A spoonful of the Braised Beef, Porter and Star Anise Pie proved the meat was tender and the pastry was buttery and crisp which complimented the rich spiced filling. All the meat is locally sourced and the Yorkshire Dales Sausage with cider gravy created a warming winter dish with power to warm through in the bitterest Northern winds. There is an effort to provide vegan, vegetarian and gluten free options within the menu with a ‘vegan mash’ and an earthy Beetroot and Mushroom casserole.
The sides game was also strong. Two words: cheesy leeks. My southern friends sometimes seemed confused by this trusty member of the allium family for reasons I’m yet to understand (apparently leeks are a northern thing) but I’ve always been a firm fan - so add ‘cheesy’ and this was the obvious accompaniment to my meal. These were stringy, creamy and gooey, making them the perfect dunk pool for the chips which were sprinkled with Brunswick five spice. The winter greens were tender and smothered in butter; the roast carrots charred and the vegan mash was surprisingly creamy. The homemade butter which accompanies the Leeds Bread Co-op sourdough bread was one of those things I expected to be nice but unremarkable and how I wrong I was proven. This may sound a little strange for this was hands down the best butter I’ve ever tasted: creamy, salty but more wonderfully, garlicky and with a herb tang. The kind of food that The Brunswick is cooking up is unpretentious yet with all the right flavours in all the right places – satisfying and hearty; in many ways the perfect winter menu.

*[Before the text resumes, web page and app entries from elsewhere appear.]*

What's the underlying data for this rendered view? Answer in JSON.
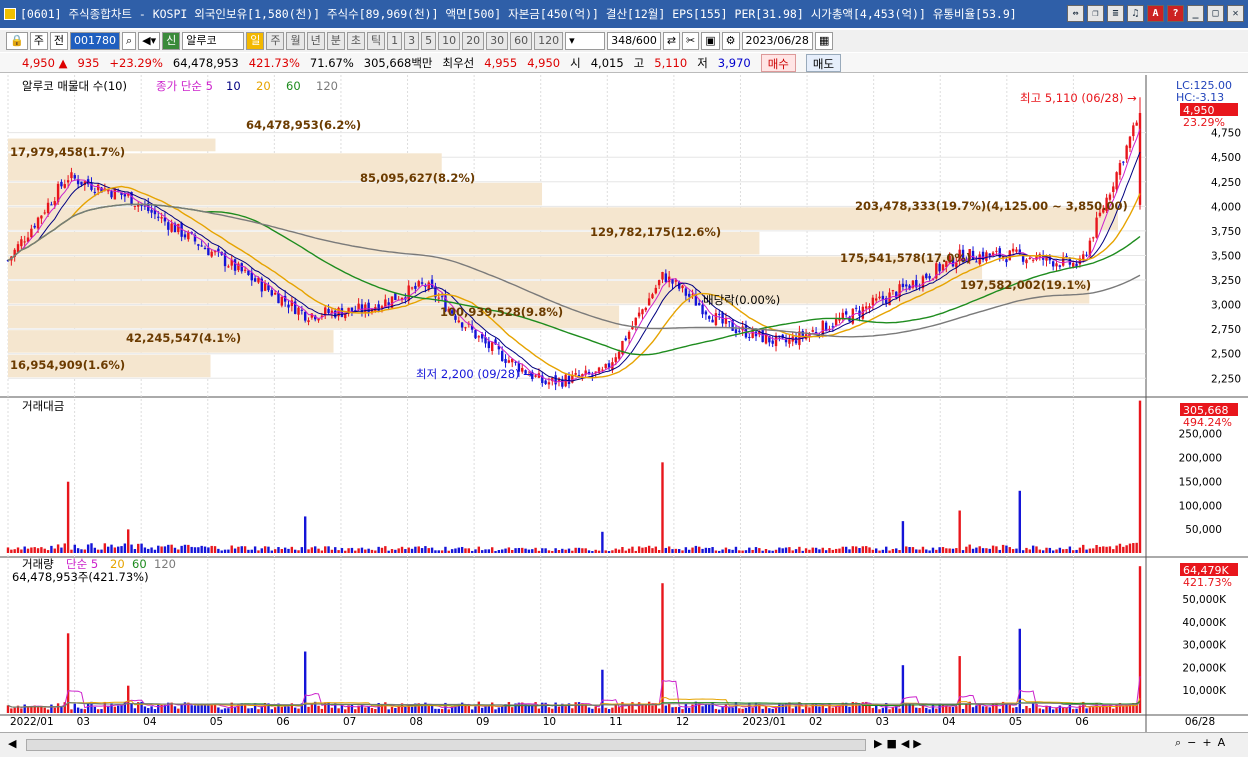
{
  "window": {
    "title": "[0601] 주식종합차트 - KOSPI 외국인보유[1,580(천)] 주식수[89,969(천)] 액면[500] 자본금[450(억)] 결산[12월] EPS[155] PER[31.98] 시가총액[4,453(억)] 유통비율[53.9]",
    "buttons": [
      "⇔",
      "❐",
      "≡",
      "♫",
      "A",
      "?",
      "_",
      "□",
      "✕"
    ]
  },
  "toolbar": {
    "market": "주",
    "prev": "전",
    "code": "001780",
    "credit": "신",
    "name": "알루코",
    "periods": [
      "일",
      "주",
      "월",
      "년",
      "분",
      "초",
      "틱"
    ],
    "intervals": [
      "1",
      "3",
      "5",
      "10",
      "20",
      "30",
      "60",
      "120"
    ],
    "count": "348",
    "count_total": "/600",
    "date": "2023/06/28"
  },
  "quote": {
    "price": "4,950",
    "change": "935",
    "change_pct": "+23.29%",
    "volume": "64,478,953",
    "volume_pct": "421.73%",
    "vol_ratio": "71.67%",
    "amount": "305,668백만",
    "best_label": "최우선",
    "ask": "4,955",
    "bid": "4,950",
    "open_label": "시",
    "open": "4,015",
    "high_label": "고",
    "high": "5,110",
    "low_label": "저",
    "low": "3,970",
    "buy": "매수",
    "sell": "매도"
  },
  "price_panel": {
    "legend": "알루코 매물대 수(10)",
    "ma_legend": [
      "종가 단순 5",
      "10",
      "20",
      "60",
      "120"
    ],
    "lc": "LC:125.00",
    "hc": "HC:-3.13",
    "last": "4,950",
    "last_pct": "23.29%",
    "high_note": "최고 5,110 (06/28) →",
    "low_note": "최저 2,200 (09/28) →",
    "dividend": "배당락(0.00%)",
    "yticks": [
      "4,750",
      "4,500",
      "4,250",
      "4,000",
      "3,750",
      "3,500",
      "3,250",
      "3,000",
      "2,750",
      "2,500",
      "2,250"
    ],
    "vp_labels": [
      "17,979,458(1.7%)",
      "64,478,953(6.2%)",
      "85,095,627(8.2%)",
      "203,478,333(19.7%)(4,125.00 ~ 3,850.00)",
      "129,782,175(12.6%)",
      "175,541,578(17.0%)",
      "197,582,002(19.1%)",
      "100,939,528(9.8%)",
      "42,245,547(4.1%)",
      "16,954,909(1.6%)"
    ],
    "vp_values": [
      17979458,
      64478953,
      85095627,
      203478333,
      129782175,
      175541578,
      197582002,
      100939528,
      42245547,
      16954909
    ]
  },
  "amount_panel": {
    "legend": "거래대금",
    "last": "305,668",
    "last_pct": "494.24%",
    "yticks": [
      "250,000",
      "200,000",
      "150,000",
      "100,000",
      "50,000"
    ]
  },
  "volume_panel": {
    "legend": "거래량",
    "ma_legend": [
      "단순 5",
      "20",
      "60",
      "120"
    ],
    "sub": "64,478,953주(421.73%)",
    "last": "64,479K",
    "last_pct": "421.73%",
    "yticks": [
      "50,000K",
      "40,000K",
      "30,000K",
      "20,000K",
      "10,000K"
    ]
  },
  "xaxis": [
    "2022/01",
    "03",
    "04",
    "05",
    "06",
    "07",
    "08",
    "09",
    "10",
    "11",
    "12",
    "2023/01",
    "02",
    "03",
    "04",
    "05",
    "06"
  ],
  "xaxis_right": "06/28",
  "colors": {
    "up": "#e8161c",
    "down": "#1414d8",
    "ma5": "#cc22cc",
    "ma10": "#000080",
    "ma20": "#e6a300",
    "ma60": "#1e8c1e",
    "ma120": "#7a7a7a",
    "vp": "#f5e6cf"
  },
  "chart_data": {
    "type": "candlestick",
    "period": "daily",
    "date_range": [
      "2022/01",
      "2023/06/28"
    ],
    "price_key": [
      {
        "date": "2022/01",
        "close": 3450
      },
      {
        "date": "2022/02",
        "close": 4300
      },
      {
        "date": "2022/03",
        "close": 4100
      },
      {
        "date": "2022/04",
        "close": 3700
      },
      {
        "date": "2022/05",
        "close": 3300
      },
      {
        "date": "2022/06",
        "close": 2900
      },
      {
        "date": "2022/07",
        "close": 2950
      },
      {
        "date": "2022/08",
        "close": 3200
      },
      {
        "date": "2022/09",
        "close": 2600
      },
      {
        "date": "2022/09/28",
        "close": 2200
      },
      {
        "date": "2022/10",
        "close": 2300
      },
      {
        "date": "2022/11",
        "close": 3300
      },
      {
        "date": "2022/12",
        "close": 2800
      },
      {
        "date": "2023/01",
        "close": 2600
      },
      {
        "date": "2023/02",
        "close": 2850
      },
      {
        "date": "2023/03",
        "close": 3150
      },
      {
        "date": "2023/04",
        "close": 3500
      },
      {
        "date": "2023/05",
        "close": 3500
      },
      {
        "date": "2023/06",
        "close": 3400
      },
      {
        "date": "2023/06/28",
        "close": 4950
      }
    ],
    "volume_spikes_k": [
      {
        "date": "2022/02",
        "value": 35000
      },
      {
        "date": "2022/03",
        "value": 12000
      },
      {
        "date": "2022/06",
        "value": 27000
      },
      {
        "date": "2022/10",
        "value": 19000
      },
      {
        "date": "2022/11",
        "value": 57000
      },
      {
        "date": "2023/03",
        "value": 21000
      },
      {
        "date": "2023/04",
        "value": 25000
      },
      {
        "date": "2023/05",
        "value": 37000
      },
      {
        "date": "2023/06/28",
        "value": 64479
      }
    ]
  }
}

I finished my meal with an Expresso Martini which was perfectly bitter and biting - topping off this very civilised affair. As we were dining in a more formal fashion I didn’t have chance to try their posh looking toasties though I made a mental note to come back and try the Caprese and French toast. The additions to the menu are not only well thought out seasonal additions but also add variety to the food offering at The Brunswick, with the cocktail menu adding a different drinking dimension to the venue.